# [Instructions to follow]
Number of lines with the string "icon" in the entries below: report it, and nothing besides.

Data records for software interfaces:
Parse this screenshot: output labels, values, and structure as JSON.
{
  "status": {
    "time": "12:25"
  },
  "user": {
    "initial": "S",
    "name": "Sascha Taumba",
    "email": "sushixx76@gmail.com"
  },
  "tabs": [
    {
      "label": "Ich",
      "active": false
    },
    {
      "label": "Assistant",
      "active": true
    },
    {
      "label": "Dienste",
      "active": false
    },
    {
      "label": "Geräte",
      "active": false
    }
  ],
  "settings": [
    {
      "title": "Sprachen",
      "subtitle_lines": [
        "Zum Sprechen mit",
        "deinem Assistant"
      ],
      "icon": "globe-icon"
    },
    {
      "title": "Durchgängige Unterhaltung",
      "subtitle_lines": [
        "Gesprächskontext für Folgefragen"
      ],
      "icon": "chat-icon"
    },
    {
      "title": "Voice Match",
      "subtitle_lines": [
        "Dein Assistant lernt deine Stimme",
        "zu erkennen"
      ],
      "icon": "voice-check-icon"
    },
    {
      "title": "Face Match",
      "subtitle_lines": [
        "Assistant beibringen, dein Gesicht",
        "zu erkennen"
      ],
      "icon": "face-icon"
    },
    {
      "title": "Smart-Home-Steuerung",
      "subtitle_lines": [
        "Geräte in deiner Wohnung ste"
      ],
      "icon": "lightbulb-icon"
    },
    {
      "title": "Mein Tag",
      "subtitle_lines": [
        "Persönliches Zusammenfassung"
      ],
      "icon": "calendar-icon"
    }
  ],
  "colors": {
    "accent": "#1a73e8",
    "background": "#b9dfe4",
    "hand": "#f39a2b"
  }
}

# [Solution to the exercise]
6